Give the entries again exactly. Skip the pictures.

++++++

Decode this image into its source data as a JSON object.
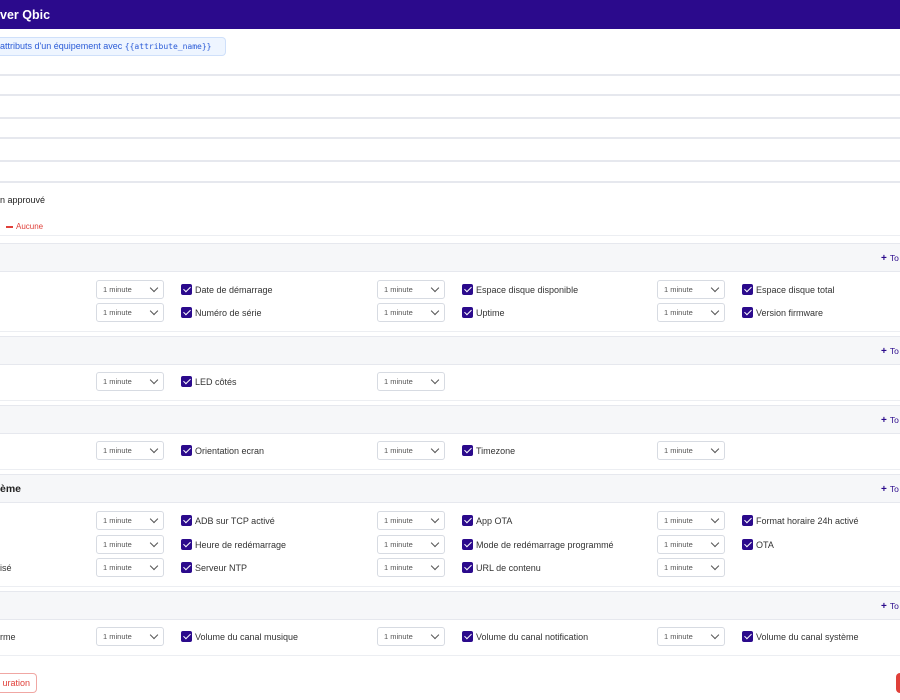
{
  "header": {
    "title": "ver Qbic"
  },
  "hint": {
    "text": "attributs d'un équipement avec ",
    "code": "{{attribute_name}}"
  },
  "approved_label": "n approuvé",
  "none_button": "Aucune",
  "toggle_all": "To",
  "interval_default": "1 minute",
  "sections": [
    {
      "title": "",
      "rows": [
        {
          "label": "",
          "items": [
            {
              "label": "Date de démarrage",
              "checked": true
            },
            {
              "label": "Espace disque disponible",
              "checked": true
            },
            {
              "label": "Espace disque total",
              "checked": true
            }
          ]
        },
        {
          "label": "",
          "items": [
            {
              "label": "Numéro de série",
              "checked": true
            },
            {
              "label": "Uptime",
              "checked": true
            },
            {
              "label": "Version firmware",
              "checked": true
            }
          ]
        }
      ]
    },
    {
      "title": "",
      "rows": [
        {
          "label": "",
          "items": [
            {
              "label": "LED côtés",
              "checked": true
            }
          ]
        }
      ]
    },
    {
      "title": "",
      "rows": [
        {
          "label": "",
          "items": [
            {
              "label": "Orientation ecran",
              "checked": true
            },
            {
              "label": "Timezone",
              "checked": true
            }
          ]
        }
      ]
    },
    {
      "title": "ème",
      "rows": [
        {
          "label": "",
          "items": [
            {
              "label": "ADB sur TCP activé",
              "checked": true
            },
            {
              "label": "App OTA",
              "checked": true
            },
            {
              "label": "Format horaire 24h activé",
              "checked": true
            }
          ]
        },
        {
          "label": "",
          "items": [
            {
              "label": "Heure de redémarrage",
              "checked": true
            },
            {
              "label": "Mode de redémarrage programmé",
              "checked": true
            },
            {
              "label": "OTA",
              "checked": true
            }
          ]
        },
        {
          "label": "isé",
          "items": [
            {
              "label": "Serveur NTP",
              "checked": true
            },
            {
              "label": "URL de contenu",
              "checked": true
            }
          ]
        }
      ]
    },
    {
      "title": "",
      "rows": [
        {
          "label": "rme",
          "items": [
            {
              "label": "Volume du canal musique",
              "checked": true
            },
            {
              "label": "Volume du canal notification",
              "checked": true
            },
            {
              "label": "Volume du canal système",
              "checked": true
            }
          ]
        }
      ]
    }
  ],
  "reset_button": "uration"
}
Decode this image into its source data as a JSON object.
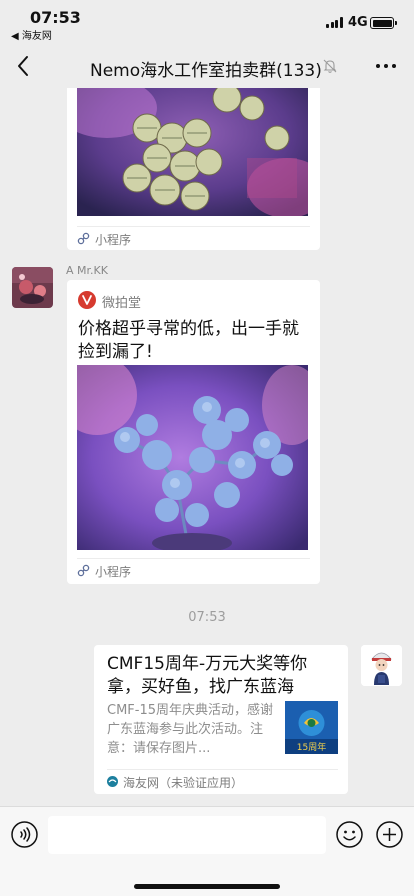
{
  "status_bar": {
    "time": "07:53",
    "back_app": "◀ 海友网",
    "network": "4G"
  },
  "nav": {
    "title": "Nemo海水工作室拍卖群(133)"
  },
  "messages": {
    "first_card": {
      "footer": "小程序"
    },
    "second": {
      "sender": "A  Mr.KK",
      "source": "微拍堂",
      "title": "价格超乎寻常的低，出一手就捡到漏了!",
      "footer": "小程序"
    },
    "timestamp": "07:53",
    "link_card": {
      "title": "CMF15周年-万元大奖等你拿，买好鱼，找广东蓝海",
      "description": "CMF-15周年庆典活动，感谢广东蓝海参与此次活动。注意：请保存图片...",
      "thumb_text": "15周年",
      "source": "海友网（未验证应用）"
    }
  },
  "colors": {
    "accent": "#d63a2f",
    "chat_bg": "#ededed",
    "card_bg": "#ffffff"
  },
  "icons": {
    "back": "chevron-left-icon",
    "mute": "bell-off-icon",
    "more": "more-dots-icon",
    "voice": "voice-icon",
    "emoji": "emoji-icon",
    "plus": "plus-icon",
    "link": "mini-program-link-icon"
  }
}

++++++

§ Task result
Decode this image into its source data as a JSON object.
{
  "header": {
    "title": "ver Qbic"
  },
  "hint": {
    "text": "attributs d'un équipement avec ",
    "code": "{{attribute_name}}"
  },
  "approved_label": "n approuvé",
  "none_button": "Aucune",
  "toggle_all": "To",
  "interval_default": "1 minute",
  "sections": [
    {
      "title": "",
      "rows": [
        {
          "label": "",
          "items": [
            {
              "label": "Date de démarrage",
              "checked": true
            },
            {
              "label": "Espace disque disponible",
              "checked": true
            },
            {
              "label": "Espace disque total",
              "checked": true
            }
          ]
        },
        {
          "label": "",
          "items": [
            {
              "label": "Numéro de série",
              "checked": true
            },
            {
              "label": "Uptime",
              "checked": true
            },
            {
              "label": "Version firmware",
              "checked": true
            }
          ]
        }
      ]
    },
    {
      "title": "",
      "rows": [
        {
          "label": "",
          "items": [
            {
              "label": "LED côtés",
              "checked": true
            }
          ]
        }
      ]
    },
    {
      "title": "",
      "rows": [
        {
          "label": "",
          "items": [
            {
              "label": "Orientation ecran",
              "checked": true
            },
            {
              "label": "Timezone",
              "checked": true
            }
          ]
        }
      ]
    },
    {
      "title": "ème",
      "rows": [
        {
          "label": "",
          "items": [
            {
              "label": "ADB sur TCP activé",
              "checked": true
            },
            {
              "label": "App OTA",
              "checked": true
            },
            {
              "label": "Format horaire 24h activé",
              "checked": true
            }
          ]
        },
        {
          "label": "",
          "items": [
            {
              "label": "Heure de redémarrage",
              "checked": true
            },
            {
              "label": "Mode de redémarrage programmé",
              "checked": true
            },
            {
              "label": "OTA",
              "checked": true
            }
          ]
        },
        {
          "label": "isé",
          "items": [
            {
              "label": "Serveur NTP",
              "checked": true
            },
            {
              "label": "URL de contenu",
              "checked": true
            }
          ]
        }
      ]
    },
    {
      "title": "",
      "rows": [
        {
          "label": "rme",
          "items": [
            {
              "label": "Volume du canal musique",
              "checked": true
            },
            {
              "label": "Volume du canal notification",
              "checked": true
            },
            {
              "label": "Volume du canal système",
              "checked": true
            }
          ]
        }
      ]
    }
  ],
  "reset_button": "uration"
}
Decode this image into its source data as a JSON object.
{
  "status_bar": {
    "time": "07:53",
    "back_app": "◀ 海友网",
    "network": "4G"
  },
  "nav": {
    "title": "Nemo海水工作室拍卖群(133)"
  },
  "messages": {
    "first_card": {
      "footer": "小程序"
    },
    "second": {
      "sender": "A  Mr.KK",
      "source": "微拍堂",
      "title": "价格超乎寻常的低，出一手就捡到漏了!",
      "footer": "小程序"
    },
    "timestamp": "07:53",
    "link_card": {
      "title": "CMF15周年-万元大奖等你拿，买好鱼，找广东蓝海",
      "description": "CMF-15周年庆典活动，感谢广东蓝海参与此次活动。注意：请保存图片...",
      "thumb_text": "15周年",
      "source": "海友网（未验证应用）"
    }
  },
  "colors": {
    "accent": "#d63a2f",
    "chat_bg": "#ededed",
    "card_bg": "#ffffff"
  },
  "icons": {
    "back": "chevron-left-icon",
    "mute": "bell-off-icon",
    "more": "more-dots-icon",
    "voice": "voice-icon",
    "emoji": "emoji-icon",
    "plus": "plus-icon",
    "link": "mini-program-link-icon"
  }
}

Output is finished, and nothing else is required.